Learn how to write a strategic plan for your personal business or career occupation. A strategic plan can provide professional direction and help you reach goals more effectively
Planning for the future is an important part of any business venture. A strategic plan can help a company set short-term and long-term goals and outline steps to reach each one.
Let’s say someone starts an office cleaning business with accounts at twenty local companies. At first the owner can handle all the accounts with the help of two employees, but within five years he hopes to expand the business by a hundred percent and two additional staff. In ten years’ time the owner would like to have eighty accounts and six full-time employees to handle them while he maintains office records and solicits new business. Now he has a “plan” of expansion rather than a “dream” of growth, since his goals are described in tangible terms. These can be typed into a spreadsheet or another form as headings. Below each will appear the means of meeting that goal, called “objectives.”
The specific processes that will lead to a certain goal should be somewhat detailed. For example, in the above five- and ten-year plans, objectives might include the following:
- Exceptional customer service.
- Client referral “rewards” system.
- Recruit testimonials and favorable quotes.
- Increase the advertising budget.
Now the plan is becoming more concrete, yet it is still unclear how each of these objectives will be fulfilled. It’s time to add “action steps” to the next part of the plan.
The actions to be taken to meet desired objectives should be clear, specific, and measurable. Here is an example:
- Exceptional customer service.
- Return all telephone calls within 24 hours.
- Maintain a Web site and check e-mail daily.

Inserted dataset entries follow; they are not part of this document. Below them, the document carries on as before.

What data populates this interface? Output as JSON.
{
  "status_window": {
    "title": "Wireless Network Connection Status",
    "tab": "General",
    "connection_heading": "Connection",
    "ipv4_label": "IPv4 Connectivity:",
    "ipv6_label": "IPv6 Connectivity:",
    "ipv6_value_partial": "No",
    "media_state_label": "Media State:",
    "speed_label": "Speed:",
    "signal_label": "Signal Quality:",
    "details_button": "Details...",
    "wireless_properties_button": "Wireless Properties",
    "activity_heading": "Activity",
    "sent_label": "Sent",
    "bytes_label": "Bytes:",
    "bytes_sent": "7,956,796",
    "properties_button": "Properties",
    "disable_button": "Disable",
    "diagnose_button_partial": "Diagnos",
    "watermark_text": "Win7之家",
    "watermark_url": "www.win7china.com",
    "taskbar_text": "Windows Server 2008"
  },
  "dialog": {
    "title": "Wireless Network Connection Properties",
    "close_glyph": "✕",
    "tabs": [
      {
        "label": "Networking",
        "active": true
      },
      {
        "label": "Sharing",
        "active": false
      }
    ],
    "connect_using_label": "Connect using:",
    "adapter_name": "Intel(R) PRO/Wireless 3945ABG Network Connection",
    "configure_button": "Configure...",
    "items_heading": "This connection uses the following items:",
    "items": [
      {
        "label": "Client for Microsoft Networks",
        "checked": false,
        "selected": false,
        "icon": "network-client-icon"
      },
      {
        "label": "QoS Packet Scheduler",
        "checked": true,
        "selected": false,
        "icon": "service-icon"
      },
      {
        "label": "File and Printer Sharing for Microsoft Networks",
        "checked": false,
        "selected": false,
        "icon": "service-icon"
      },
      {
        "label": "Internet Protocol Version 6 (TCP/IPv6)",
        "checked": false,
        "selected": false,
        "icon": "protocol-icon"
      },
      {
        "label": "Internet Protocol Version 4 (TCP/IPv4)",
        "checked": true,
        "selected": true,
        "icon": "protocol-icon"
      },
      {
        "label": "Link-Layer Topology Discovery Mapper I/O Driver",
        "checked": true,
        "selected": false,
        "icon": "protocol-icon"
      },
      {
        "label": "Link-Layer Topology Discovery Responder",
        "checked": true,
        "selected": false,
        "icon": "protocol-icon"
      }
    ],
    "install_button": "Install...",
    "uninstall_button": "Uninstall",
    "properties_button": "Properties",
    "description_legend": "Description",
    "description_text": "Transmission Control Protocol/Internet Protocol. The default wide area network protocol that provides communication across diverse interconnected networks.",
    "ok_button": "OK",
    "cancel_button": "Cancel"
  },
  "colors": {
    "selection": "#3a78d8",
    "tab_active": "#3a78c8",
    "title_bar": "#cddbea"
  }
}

- Treat every customer with courtesy and respect, even those that are irritable or unreasonable.
After completing goals, objectives, and action steps for your strategic plan, set it aside for a few days. When you return to it with a “fresh eye,” you will have a better idea of where revision may be needed.
Like other business documents, a strategic plan is a “living document.” In other words, even though it describes a valid plan for growing and improving a business, it may need to be revisited from time to time so you can make updates, changes, or deletions. Here are a few tips to keep in mind:
- If the plan is for a company that employs more than one person, get feedback from all staff for a broader perspective of company needs and desirable directions. Getting other’s suggestions also promotes a sense of “buy-in” that will encourage everyone to work to meet the goals outlined in the plan.
- Don’t revise too often, or staff may stop taking the plan seriously if they feel “it’s just going to get changed again anyway.” Give your plan time to work, usually a couple of years, making minor adjustments only as needed. Save major overhauls for company-wide retreats or sessions where everyone can work together.
- Use simple terms. Fancy or vague words can confuse employees and make it hard for them to understand and follow the plan. Instead of “organizational directives,” for example, say something like “company policies” instead.
- Report progress toward the plan’s goals. When the company reaches 25% or 50% of its goals, mention it in the newsletter, board meeting, or other communicational method to motivate staff to continue following the plan.
- If obstacles pop up and you need to revise an action step, remind staff that the goal is still the same to avoid confusing or discouraging them.
A strategic plan offers a written map for future success. Research shows that companies with strategic plans generally are more successful than those without them. Don’t wait to put your company’s goals in writing so that everyone can pull together to make them happen.